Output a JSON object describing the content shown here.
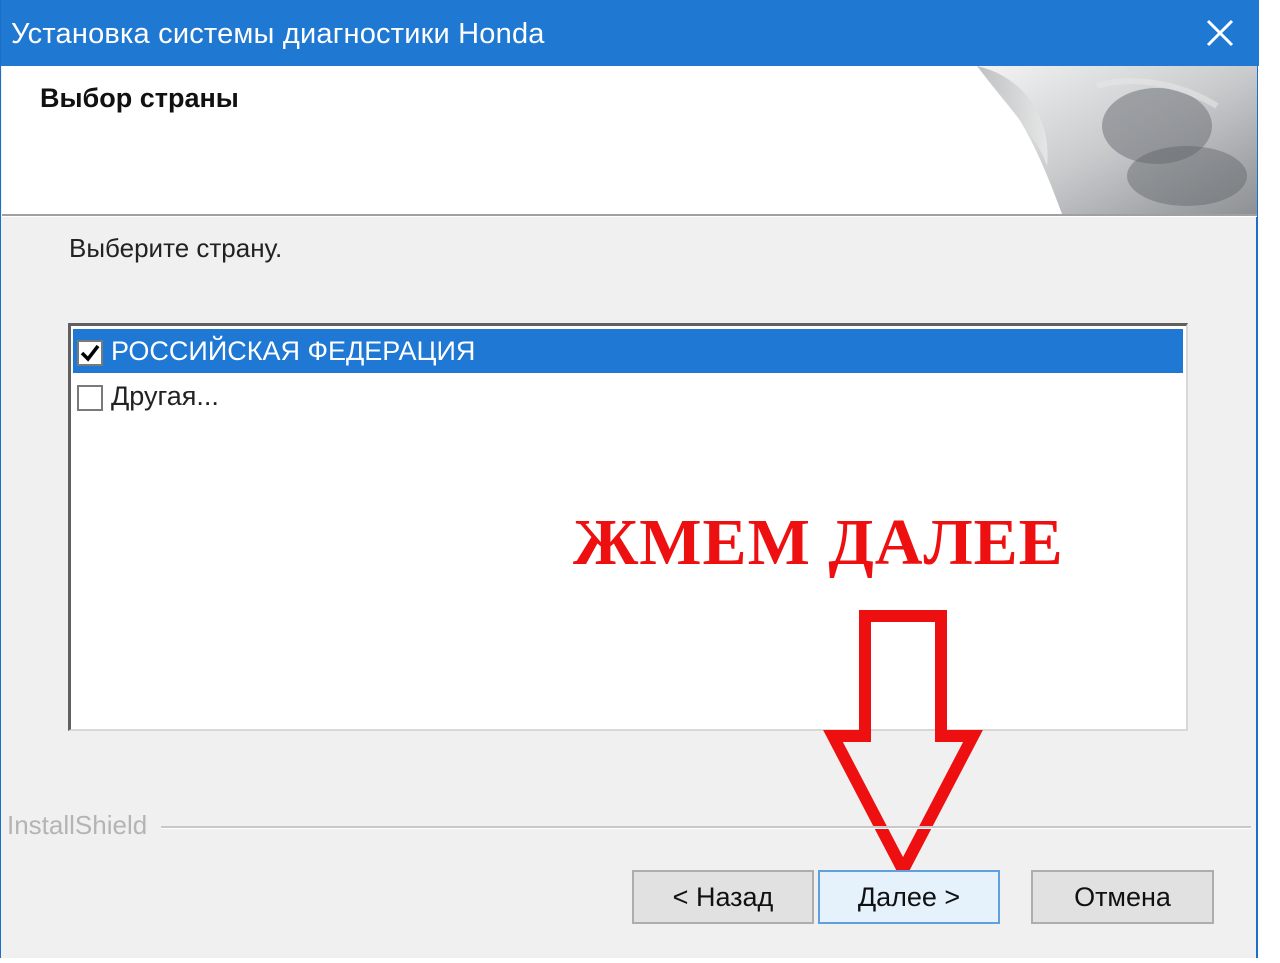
{
  "window": {
    "title": "Установка системы диагностики Honda",
    "close_icon": "close-icon",
    "accent_color": "#1f78d1"
  },
  "header": {
    "title": "Выбор страны"
  },
  "main": {
    "prompt": "Выберите страну.",
    "country_list": [
      {
        "label": "РОССИЙСКАЯ ФЕДЕРАЦИЯ",
        "checked": true,
        "selected": true
      },
      {
        "label": "Другая...",
        "checked": false,
        "selected": false
      }
    ]
  },
  "annotation": {
    "text": "ЖМЕМ ДАЛЕЕ",
    "color": "#ee1010",
    "arrow_icon": "down-arrow-icon"
  },
  "footer": {
    "brand": "InstallShield",
    "buttons": {
      "back": "< Назад",
      "next": "Далее >",
      "cancel": "Отмена"
    }
  }
}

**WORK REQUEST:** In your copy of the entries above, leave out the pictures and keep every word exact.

**ANSWER FOR THIS EXERCISE:**
Output a JSON object describing the content shown here.
{
  "window": {
    "title": "Установка системы диагностики Honda",
    "close_icon": "close-icon",
    "accent_color": "#1f78d1"
  },
  "header": {
    "title": "Выбор страны"
  },
  "main": {
    "prompt": "Выберите страну.",
    "country_list": [
      {
        "label": "РОССИЙСКАЯ ФЕДЕРАЦИЯ",
        "checked": true,
        "selected": true
      },
      {
        "label": "Другая...",
        "checked": false,
        "selected": false
      }
    ]
  },
  "annotation": {
    "text": "ЖМЕМ ДАЛЕЕ",
    "color": "#ee1010",
    "arrow_icon": "down-arrow-icon"
  },
  "footer": {
    "brand": "InstallShield",
    "buttons": {
      "back": "< Назад",
      "next": "Далее >",
      "cancel": "Отмена"
    }
  }
}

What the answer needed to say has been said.